Objective: Chronic low back pain (CLBP) is disabling and costly. Existing therapies have proven suboptimal, with many patients resorting to long-term opioid therapy, which can cause harms. Cognitive behavioral (CBT) and mindfulness-based (MBT) therapies can be effective and offer unique skills for safe pain coping. This article describes the protocol for a study evaluating comparative effectiveness of CBT and MBT in adults with opioid-treated CLBP. Design: Pragmatic, multi-center randomized controlled trial (RCT). Settings: Community and outpatient care. Participants: Planned enrollment of 766 adults (383/group) with CLBP treated with long-term opioids (≥3 months; ≥15 mg/day morphine-equivalent dose). Interventions: CBT or MBT consisting of eight weekly therapist-led, two-hour group sessions, and home practice (≥30 min/day, 6 days/week) during the 12-month study. Main outcome measures: Main outcome measures, collected by self-report at baseline, then three, six, nine and 12 months post-entry, include co-primary measures: pain intensity (Numeric Rating Scale) and function (Oswestry Disability Index), and secondary measures: quality of life (Medical Outcomes Study) and average daily opioid dose (Timeline Followback). Baseline scores of depression, anxiety, and opioid misuse questionnaires will be assessed as potential contributors to the heterogeneity of treatment response. Intention-to-treat, linear mixed-effects analysis will examine treatment effectiveness.

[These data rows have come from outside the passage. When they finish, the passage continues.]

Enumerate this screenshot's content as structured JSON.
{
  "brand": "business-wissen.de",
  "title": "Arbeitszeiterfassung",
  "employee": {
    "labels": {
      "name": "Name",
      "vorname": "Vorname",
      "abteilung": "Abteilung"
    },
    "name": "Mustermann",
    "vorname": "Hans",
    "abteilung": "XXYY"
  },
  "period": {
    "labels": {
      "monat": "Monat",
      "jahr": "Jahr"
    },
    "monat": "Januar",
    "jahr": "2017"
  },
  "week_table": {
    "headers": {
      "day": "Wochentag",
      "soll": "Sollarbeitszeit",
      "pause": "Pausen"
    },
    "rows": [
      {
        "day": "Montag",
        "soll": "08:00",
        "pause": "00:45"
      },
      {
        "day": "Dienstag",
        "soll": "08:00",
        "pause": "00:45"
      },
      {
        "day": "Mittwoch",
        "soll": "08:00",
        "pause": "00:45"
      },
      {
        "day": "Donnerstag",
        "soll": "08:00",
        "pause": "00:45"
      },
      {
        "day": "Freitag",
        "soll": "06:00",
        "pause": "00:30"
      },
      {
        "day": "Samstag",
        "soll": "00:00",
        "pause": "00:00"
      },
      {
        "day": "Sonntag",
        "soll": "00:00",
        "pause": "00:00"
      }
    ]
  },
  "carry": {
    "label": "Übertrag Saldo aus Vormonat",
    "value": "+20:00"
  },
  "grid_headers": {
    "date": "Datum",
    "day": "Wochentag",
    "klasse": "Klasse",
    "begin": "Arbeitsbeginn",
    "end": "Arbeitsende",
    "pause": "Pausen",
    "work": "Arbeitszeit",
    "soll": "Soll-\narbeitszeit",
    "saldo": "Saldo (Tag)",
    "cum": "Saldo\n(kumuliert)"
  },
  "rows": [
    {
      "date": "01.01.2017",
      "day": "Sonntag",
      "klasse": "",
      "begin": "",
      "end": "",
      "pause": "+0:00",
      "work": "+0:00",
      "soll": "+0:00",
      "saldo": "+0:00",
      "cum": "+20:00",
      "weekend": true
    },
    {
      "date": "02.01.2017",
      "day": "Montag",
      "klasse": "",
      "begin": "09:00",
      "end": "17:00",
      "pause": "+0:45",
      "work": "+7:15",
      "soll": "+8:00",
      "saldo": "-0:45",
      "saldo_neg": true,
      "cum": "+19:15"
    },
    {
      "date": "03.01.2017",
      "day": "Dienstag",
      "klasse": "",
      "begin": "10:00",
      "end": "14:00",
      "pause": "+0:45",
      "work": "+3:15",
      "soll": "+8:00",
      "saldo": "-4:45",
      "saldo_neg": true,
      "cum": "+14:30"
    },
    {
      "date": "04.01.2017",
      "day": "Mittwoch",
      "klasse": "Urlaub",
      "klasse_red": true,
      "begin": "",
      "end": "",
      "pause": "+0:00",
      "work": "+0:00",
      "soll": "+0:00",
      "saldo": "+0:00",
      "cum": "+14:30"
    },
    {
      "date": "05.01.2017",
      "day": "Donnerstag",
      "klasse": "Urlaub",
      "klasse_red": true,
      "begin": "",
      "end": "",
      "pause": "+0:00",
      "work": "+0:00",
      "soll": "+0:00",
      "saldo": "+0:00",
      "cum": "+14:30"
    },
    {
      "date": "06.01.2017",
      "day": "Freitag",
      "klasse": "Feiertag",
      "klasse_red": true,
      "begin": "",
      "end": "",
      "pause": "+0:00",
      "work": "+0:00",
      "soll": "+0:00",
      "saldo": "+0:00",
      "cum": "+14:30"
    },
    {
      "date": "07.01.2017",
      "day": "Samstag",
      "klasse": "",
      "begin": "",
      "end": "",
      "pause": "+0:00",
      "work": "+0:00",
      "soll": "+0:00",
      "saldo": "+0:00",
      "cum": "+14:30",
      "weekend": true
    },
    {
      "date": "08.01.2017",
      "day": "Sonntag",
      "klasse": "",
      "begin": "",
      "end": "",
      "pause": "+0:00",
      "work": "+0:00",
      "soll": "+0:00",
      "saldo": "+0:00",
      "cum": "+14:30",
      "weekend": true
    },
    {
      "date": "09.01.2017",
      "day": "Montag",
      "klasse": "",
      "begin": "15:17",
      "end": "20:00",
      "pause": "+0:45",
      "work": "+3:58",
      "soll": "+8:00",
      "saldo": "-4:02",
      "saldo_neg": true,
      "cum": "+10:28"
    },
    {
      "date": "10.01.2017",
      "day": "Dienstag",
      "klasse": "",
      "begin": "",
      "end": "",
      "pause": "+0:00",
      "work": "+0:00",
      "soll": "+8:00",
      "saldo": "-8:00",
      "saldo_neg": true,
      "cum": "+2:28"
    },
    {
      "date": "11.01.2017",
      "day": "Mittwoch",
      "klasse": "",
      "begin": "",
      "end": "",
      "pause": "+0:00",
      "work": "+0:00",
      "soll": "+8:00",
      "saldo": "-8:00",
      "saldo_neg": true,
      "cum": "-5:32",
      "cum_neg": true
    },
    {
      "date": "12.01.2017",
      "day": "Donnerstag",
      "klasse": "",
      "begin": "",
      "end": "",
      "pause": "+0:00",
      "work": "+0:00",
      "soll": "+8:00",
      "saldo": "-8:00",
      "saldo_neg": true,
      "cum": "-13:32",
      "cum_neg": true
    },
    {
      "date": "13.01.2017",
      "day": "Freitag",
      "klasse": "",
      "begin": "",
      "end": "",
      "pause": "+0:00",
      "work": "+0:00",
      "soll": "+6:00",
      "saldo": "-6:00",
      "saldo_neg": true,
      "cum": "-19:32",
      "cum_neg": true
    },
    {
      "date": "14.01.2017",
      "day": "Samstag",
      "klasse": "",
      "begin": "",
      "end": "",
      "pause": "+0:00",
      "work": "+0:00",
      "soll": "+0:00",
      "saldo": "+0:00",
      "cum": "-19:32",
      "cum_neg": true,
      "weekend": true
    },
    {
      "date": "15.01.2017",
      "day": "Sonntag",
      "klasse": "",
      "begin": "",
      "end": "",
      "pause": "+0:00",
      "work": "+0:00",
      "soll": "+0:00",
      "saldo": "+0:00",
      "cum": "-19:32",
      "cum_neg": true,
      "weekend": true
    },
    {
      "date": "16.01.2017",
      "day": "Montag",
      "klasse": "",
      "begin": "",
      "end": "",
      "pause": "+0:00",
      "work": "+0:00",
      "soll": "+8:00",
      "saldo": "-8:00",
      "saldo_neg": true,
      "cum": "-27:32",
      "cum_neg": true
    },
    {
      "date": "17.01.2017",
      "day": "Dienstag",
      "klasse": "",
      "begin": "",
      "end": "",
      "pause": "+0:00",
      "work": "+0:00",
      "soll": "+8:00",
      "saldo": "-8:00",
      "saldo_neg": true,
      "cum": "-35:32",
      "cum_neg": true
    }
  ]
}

Qualitative data will augment the quantitative measures. Conclusions: This will be the largest RCT comparing CBT and MBT in opioid-treated CLBP. It will provide evidence on the impact of these interventions, informing clinical decisions about optimal therapy for safe, effective care, improving quality of life and decreasing opioid-related harm among adults with refractory CLBP.
All Science Journal Classification (ASJC) codes
- Pharmacology (medical)